On Tuesday, New London goes to the polls to decide the fate of our latest budget and proposed tax increase. Personally, I plan to vote no, and here's why:
The published, proposed budget lacks several important bits of information to allow for a comprehensive analysis of our financial situation. When I purchased my home, I knew my interest rate, loan terms and down payment amount. I read the fine print. Before signing on any dotted line, I asked question after question and made certain, to the best of my responsible ability, to know exactly what we agreed to and to avoid any avoidable pitfalls. This budget fails to provide, for example, details on debt service or fines and penalties. Both stand as significant line items and both remain unexplained.

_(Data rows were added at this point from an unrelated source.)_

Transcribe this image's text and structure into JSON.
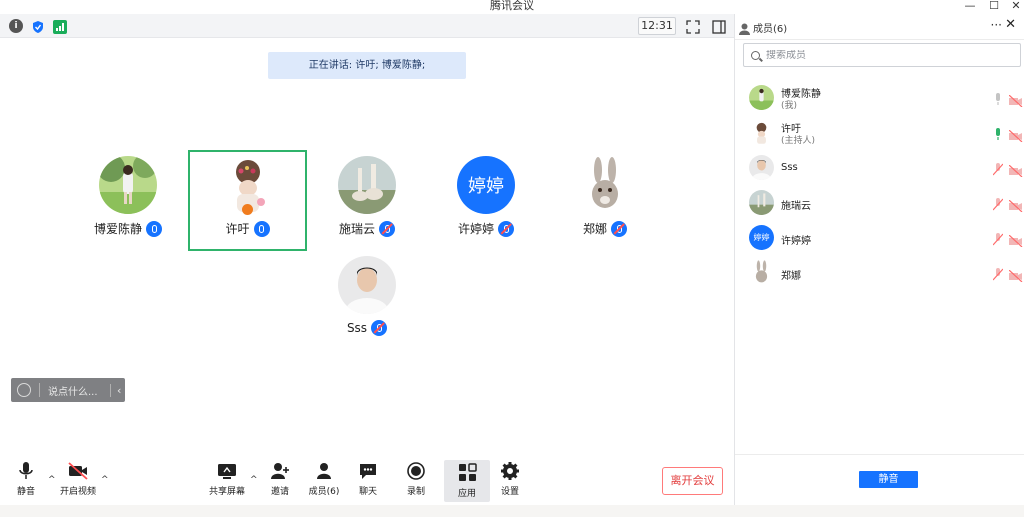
{
  "window": {
    "title": "腾讯会议",
    "minimize": "—",
    "maximize": "☐",
    "close": "✕"
  },
  "topbar": {
    "clock": "12:31"
  },
  "speaking": {
    "text": "正在讲话: 许吁; 博爱陈静;"
  },
  "participants": [
    {
      "name": "博爱陈静",
      "mic": "on"
    },
    {
      "name": "许吁",
      "mic": "on",
      "active": true
    },
    {
      "name": "施瑞云",
      "mic": "muted"
    },
    {
      "name": "许婷婷",
      "mic": "muted",
      "avatar_text": "婷婷"
    },
    {
      "name": "郑娜",
      "mic": "muted"
    },
    {
      "name": "Sss",
      "mic": "muted"
    }
  ],
  "chat": {
    "placeholder": "说点什么...",
    "chevron": "‹"
  },
  "toolbar": {
    "mute": "静音",
    "video": "开启视频",
    "share": "共享屏幕",
    "invite": "邀请",
    "members": "成员(6)",
    "chat": "聊天",
    "record": "录制",
    "apps": "应用",
    "settings": "设置",
    "leave": "离开会议",
    "caret": "^"
  },
  "panel": {
    "title": "成员(6)",
    "more": "···",
    "close": "✕",
    "search_placeholder": "搜索成员",
    "members": [
      {
        "name": "博爱陈静",
        "role": "(我)"
      },
      {
        "name": "许吁",
        "role": "(主持人)"
      },
      {
        "name": "Sss"
      },
      {
        "name": "施瑞云"
      },
      {
        "name": "许婷婷",
        "avatar_text": "婷婷"
      },
      {
        "name": "郑娜"
      }
    ],
    "mute_all": "静音"
  },
  "colors": {
    "accent": "#1673ff",
    "active_border": "#2fb36b",
    "danger": "#e23b3b"
  }
}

Councillors and the general public requested this information but received nothing concrete. Voting on assumptions and guesses, much like blindly signing on to buy a home or a car or take a job without complete information, is irresponsible.
Mayor Finizio declares this budget "bare bones". In our household, times are tight. We take daily measures, sometimes involving difficult decisions, to ensure our fiscal solvency. Why should New London city departments be held to a different standard? Essentially, our Mayor proposes slashing funding to Parks and Recreation by half, but not cutting more from his own, overstaffed department. Simply stating the budget requires no further trimming doesn't make it so. Rather than attempted scare tactics of closed senior centers and bi-weekly trash pickup (a change only possible by a charter revision), why not pick some lower lying fruit, like expensive car allowances or review employee expense reports, for example.
A common theme surrounding this referendum, often spoken by Mayor Finizio himself, is that a past mismanagement of money by former city councils created such dire straits and the city must take swift action now. The fact checking jury is still out on that statement, but how does a failure to plan on the city's part suddenly create an involuntary financial emergency for me? Let me put it another way; if I fail to pay a bill, do I make my children fork over the late payment? Of course not. I make a mistake, and, as the responsible adult, I suffer the consequences rather than passing it along to others.
As a resident of New London for over a decade, a property owner, someone who works in New London, and a proud parent of 2 children who attend New London public schools, this vote severely impacts my life, my livelihood, and possibly my ability to maintain residence in a city I've come to love and call home. Making the most informed decision means nothing is left to chance or assumption. Accountability and transparency should be the order of the day, and always in New London. Vote NO for the referendum on September 18th.